What you have to do >>
Count how many lines of the material contain the string "JSON", then give that number and nothing more.

Dataset extract >>

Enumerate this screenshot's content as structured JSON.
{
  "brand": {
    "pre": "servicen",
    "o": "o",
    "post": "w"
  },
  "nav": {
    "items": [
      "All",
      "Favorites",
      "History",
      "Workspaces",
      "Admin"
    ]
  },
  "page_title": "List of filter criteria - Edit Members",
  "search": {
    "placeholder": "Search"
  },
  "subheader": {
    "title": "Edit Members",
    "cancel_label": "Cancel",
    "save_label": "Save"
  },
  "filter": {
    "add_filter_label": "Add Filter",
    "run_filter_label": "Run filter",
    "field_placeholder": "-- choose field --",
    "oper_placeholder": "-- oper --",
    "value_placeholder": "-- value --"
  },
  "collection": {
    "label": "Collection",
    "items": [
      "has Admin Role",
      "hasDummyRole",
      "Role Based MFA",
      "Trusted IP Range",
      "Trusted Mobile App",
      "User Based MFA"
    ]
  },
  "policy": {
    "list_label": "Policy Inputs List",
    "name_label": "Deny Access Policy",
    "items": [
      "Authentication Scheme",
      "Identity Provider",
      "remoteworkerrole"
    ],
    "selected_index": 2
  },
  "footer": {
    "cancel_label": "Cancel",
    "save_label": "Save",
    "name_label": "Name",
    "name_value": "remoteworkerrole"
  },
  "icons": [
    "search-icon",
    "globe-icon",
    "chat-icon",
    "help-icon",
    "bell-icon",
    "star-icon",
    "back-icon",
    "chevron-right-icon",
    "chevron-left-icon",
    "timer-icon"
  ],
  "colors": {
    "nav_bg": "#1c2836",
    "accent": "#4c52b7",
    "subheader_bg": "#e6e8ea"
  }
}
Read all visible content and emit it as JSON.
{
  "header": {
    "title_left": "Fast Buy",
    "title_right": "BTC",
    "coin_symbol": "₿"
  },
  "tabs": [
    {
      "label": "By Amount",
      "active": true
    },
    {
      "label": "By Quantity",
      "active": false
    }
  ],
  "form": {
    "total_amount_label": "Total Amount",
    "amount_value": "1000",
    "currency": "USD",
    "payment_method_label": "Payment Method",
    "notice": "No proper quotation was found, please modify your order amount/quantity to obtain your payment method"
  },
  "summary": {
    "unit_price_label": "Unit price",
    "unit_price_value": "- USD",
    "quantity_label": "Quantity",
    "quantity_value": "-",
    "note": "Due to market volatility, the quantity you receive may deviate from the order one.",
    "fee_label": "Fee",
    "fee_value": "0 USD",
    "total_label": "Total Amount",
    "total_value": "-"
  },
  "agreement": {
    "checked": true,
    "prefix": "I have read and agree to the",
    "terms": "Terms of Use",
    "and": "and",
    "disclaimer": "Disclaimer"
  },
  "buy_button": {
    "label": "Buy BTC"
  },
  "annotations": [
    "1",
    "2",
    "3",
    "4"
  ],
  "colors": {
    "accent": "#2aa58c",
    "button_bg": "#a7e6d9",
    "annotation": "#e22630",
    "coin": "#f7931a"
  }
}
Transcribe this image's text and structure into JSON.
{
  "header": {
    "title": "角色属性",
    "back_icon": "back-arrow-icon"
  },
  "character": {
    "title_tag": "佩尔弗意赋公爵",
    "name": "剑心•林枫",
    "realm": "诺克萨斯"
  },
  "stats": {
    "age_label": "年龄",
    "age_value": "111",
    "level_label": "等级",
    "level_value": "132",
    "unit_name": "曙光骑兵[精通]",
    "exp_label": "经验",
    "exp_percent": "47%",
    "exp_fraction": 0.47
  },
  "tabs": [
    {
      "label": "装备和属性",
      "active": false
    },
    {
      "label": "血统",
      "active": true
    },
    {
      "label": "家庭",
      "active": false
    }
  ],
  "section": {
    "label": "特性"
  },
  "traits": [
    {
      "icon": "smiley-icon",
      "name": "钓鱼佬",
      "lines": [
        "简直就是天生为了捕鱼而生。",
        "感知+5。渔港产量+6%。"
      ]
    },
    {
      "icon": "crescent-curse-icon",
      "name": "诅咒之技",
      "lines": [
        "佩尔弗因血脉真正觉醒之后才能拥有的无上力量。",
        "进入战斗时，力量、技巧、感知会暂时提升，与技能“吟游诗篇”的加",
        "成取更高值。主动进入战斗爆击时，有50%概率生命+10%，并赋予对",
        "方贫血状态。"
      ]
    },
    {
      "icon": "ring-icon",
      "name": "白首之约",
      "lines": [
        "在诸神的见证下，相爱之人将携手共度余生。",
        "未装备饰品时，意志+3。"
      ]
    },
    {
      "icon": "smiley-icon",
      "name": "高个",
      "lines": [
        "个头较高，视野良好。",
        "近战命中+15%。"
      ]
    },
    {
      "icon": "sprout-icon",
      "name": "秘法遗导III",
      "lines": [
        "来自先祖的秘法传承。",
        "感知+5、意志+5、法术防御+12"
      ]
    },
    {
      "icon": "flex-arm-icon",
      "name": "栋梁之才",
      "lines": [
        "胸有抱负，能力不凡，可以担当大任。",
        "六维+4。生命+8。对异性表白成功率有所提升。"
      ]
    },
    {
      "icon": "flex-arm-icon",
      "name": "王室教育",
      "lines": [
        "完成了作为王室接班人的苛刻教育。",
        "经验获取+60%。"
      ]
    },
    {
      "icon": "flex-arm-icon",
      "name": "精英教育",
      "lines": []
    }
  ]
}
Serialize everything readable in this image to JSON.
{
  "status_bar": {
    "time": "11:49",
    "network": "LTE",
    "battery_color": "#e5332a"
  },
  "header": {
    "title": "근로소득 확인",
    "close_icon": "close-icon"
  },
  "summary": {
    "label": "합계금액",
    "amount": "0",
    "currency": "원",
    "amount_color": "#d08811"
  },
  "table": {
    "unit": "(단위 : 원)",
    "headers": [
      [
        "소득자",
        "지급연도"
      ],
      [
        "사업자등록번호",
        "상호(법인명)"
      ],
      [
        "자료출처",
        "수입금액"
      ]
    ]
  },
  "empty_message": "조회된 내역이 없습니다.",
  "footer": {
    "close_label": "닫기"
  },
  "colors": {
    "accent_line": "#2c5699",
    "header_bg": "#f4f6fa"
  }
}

Answer box >>
4